EXERCISE INPUT -
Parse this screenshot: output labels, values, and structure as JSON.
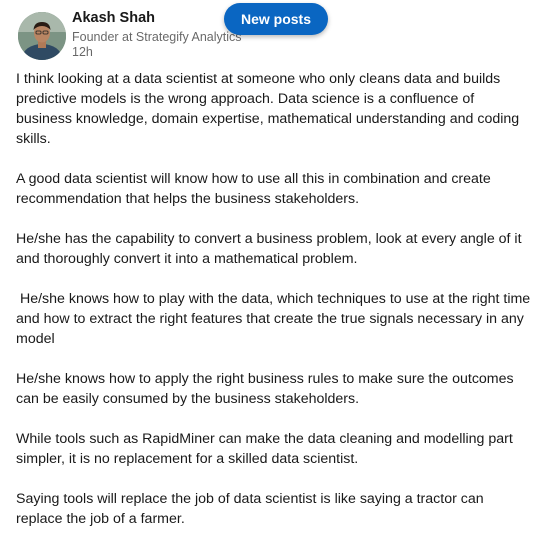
{
  "post": {
    "author": {
      "name": "Akash Shah",
      "headline": "Founder at Strategify Analytics",
      "timestamp": "12h"
    },
    "paragraphs": [
      "I think looking at a data scientist at someone who only cleans data and builds predictive models is the wrong approach. Data science is a confluence of business knowledge, domain expertise, mathematical understanding and coding skills.",
      "A good data scientist will know how to use all this in combination and create recommendation that helps the business stakeholders.",
      "He/she has the capability to convert a business problem, look at every angle of it and thoroughly convert it into a mathematical problem.",
      " He/she knows how to play with the data, which techniques to use at the right time and how to extract the right features that create the true signals necessary in any model",
      "He/she knows how to apply the right business rules to make sure the outcomes can be easily consumed by the business stakeholders.",
      "While tools such as RapidMiner can make the data cleaning and modelling part simpler, it is no replacement for a skilled data scientist.",
      "Saying tools will replace the job of data scientist is like saying a tractor can replace the job of a farmer."
    ]
  },
  "feed": {
    "new_posts_label": "New posts"
  },
  "colors": {
    "accent": "#0a66c2",
    "text_primary": "#191919",
    "text_secondary": "#666666"
  }
}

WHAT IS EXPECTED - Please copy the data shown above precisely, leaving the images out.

ANSWER SECTION -
Parse this screenshot: output labels, values, and structure as JSON.
{
  "post": {
    "author": {
      "name": "Akash Shah",
      "headline": "Founder at Strategify Analytics",
      "timestamp": "12h"
    },
    "paragraphs": [
      "I think looking at a data scientist at someone who only cleans data and builds predictive models is the wrong approach. Data science is a confluence of business knowledge, domain expertise, mathematical understanding and coding skills.",
      "A good data scientist will know how to use all this in combination and create recommendation that helps the business stakeholders.",
      "He/she has the capability to convert a business problem, look at every angle of it and thoroughly convert it into a mathematical problem.",
      " He/she knows how to play with the data, which techniques to use at the right time and how to extract the right features that create the true signals necessary in any model",
      "He/she knows how to apply the right business rules to make sure the outcomes can be easily consumed by the business stakeholders.",
      "While tools such as RapidMiner can make the data cleaning and modelling part simpler, it is no replacement for a skilled data scientist.",
      "Saying tools will replace the job of data scientist is like saying a tractor can replace the job of a farmer."
    ]
  },
  "feed": {
    "new_posts_label": "New posts"
  },
  "colors": {
    "accent": "#0a66c2",
    "text_primary": "#191919",
    "text_secondary": "#666666"
  }
}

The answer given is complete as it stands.